How much of the recent Dakota Access Pipeline protest taking place in North Dakota has been fueled by oil or petroleum byproducts?
Quite a bit actually.
In a recent Bloomberg post, Ethan Bellamy, an analyst at Robert W. Baird & Co. in Denver said, “Unless those protesters drove electric cars to the construction site, or those celebrities rode horses from Hollywood to North Dakota, I’d ask them how else they’d like to move goods, services and people around the world.”
Not only when it comes to transportation does this protest require the use of fossil fuels, but many of the products being used at the protest site, from plastic bags, to tarps and tents, to medicine, and even to the PVC pipe used to chain a protester to an excavator. All of those products are made using fossil fuel byproducts created through the refining process.
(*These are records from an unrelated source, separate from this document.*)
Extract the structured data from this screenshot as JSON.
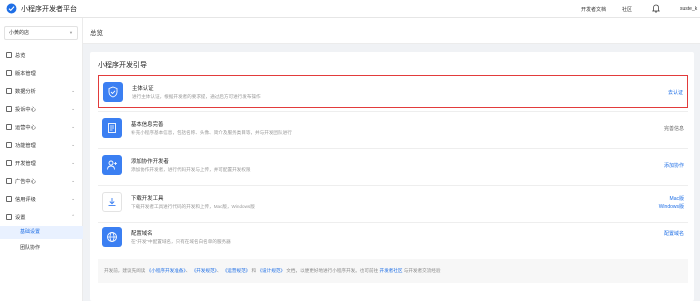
{
  "app": {
    "title": "小程序开发者平台"
  },
  "topbar": {
    "links": [
      "开发者文档",
      "社区"
    ],
    "user": "suste_k"
  },
  "sidebar": {
    "account": "小黄的店",
    "items": [
      {
        "label": "总览",
        "icon": "home-icon",
        "expand": false
      },
      {
        "label": "版本管理",
        "icon": "version-icon",
        "expand": false
      },
      {
        "label": "数据分析",
        "icon": "chart-icon",
        "expand": true
      },
      {
        "label": "投诉中心",
        "icon": "complaint-icon",
        "expand": true
      },
      {
        "label": "运营中心",
        "icon": "operation-icon",
        "expand": true
      },
      {
        "label": "功能管理",
        "icon": "function-icon",
        "expand": true
      },
      {
        "label": "开发管理",
        "icon": "dev-icon",
        "expand": true
      },
      {
        "label": "广告中心",
        "icon": "ad-icon",
        "expand": true
      },
      {
        "label": "信用评级",
        "icon": "credit-icon",
        "expand": true
      },
      {
        "label": "设置",
        "icon": "settings-icon",
        "expand": true
      }
    ],
    "subitems": [
      {
        "label": "基础设置",
        "active": true
      },
      {
        "label": "团队协作",
        "active": false
      }
    ]
  },
  "breadcrumb": "总览",
  "guide": {
    "title": "小程序开发引导",
    "tasks": [
      {
        "title": "主体认证",
        "desc": "进行主体认证，根据开发者的要求提，通过后方可进行发布操作",
        "action": "去认证",
        "icon": "shield-check-icon",
        "highlight": true,
        "action_gray": false
      },
      {
        "title": "基本信息完善",
        "desc": "补充小程序基本信息，包括名称、头像、简介及服务类目等，并与开发团队进行",
        "action": "完善信息",
        "icon": "document-icon",
        "highlight": false,
        "action_gray": true
      },
      {
        "title": "添加协作开发者",
        "desc": "添加协作开发者，进行代码开发与上传，并可配置开发权限",
        "action": "添加协作",
        "icon": "user-add-icon",
        "highlight": false,
        "action_gray": false
      },
      {
        "title": "下载开发工具",
        "desc": "下载开发者工具进行代码的开发和上传，Mac版，Windows版",
        "action": "Mac版",
        "action2": "Windows版",
        "icon": "download-icon",
        "highlight": false,
        "action_gray": false
      },
      {
        "title": "配置域名",
        "desc": "在\"开发\"中配置域名，只有在域名白名单的服务器",
        "action": "配置域名",
        "icon": "globe-icon",
        "highlight": false,
        "action_gray": false
      }
    ]
  },
  "footer": {
    "prefix": "开发前，建议先阅读",
    "links": [
      "《小程序开发准备》",
      "《开发规范》",
      "《运营规范》",
      "《设计规范》"
    ],
    "mid": "文档，以便更好地进行小程序开发。也可前往",
    "community": "开发者社区",
    "suffix": "与开发者交流经验"
  },
  "colors": {
    "accent": "#1f6fe6",
    "highlight": "#e23b3b",
    "icon_bg": "#3b7ff2"
  }
}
A North Dakota protester using PVC pipe to hold himself to an excavator. Photo Credit: KFYR.
The reality is that everyone relies on the products made from oil, and in order to get to the refining process oil must be transported from the source of production to a refinery. Pipelines like Dakota Access make that possible. So whether it’s powering farming machinery, or bagging groceries at the supermarket, or installing new plumbing in your house, petroleum products are what make modern life possible.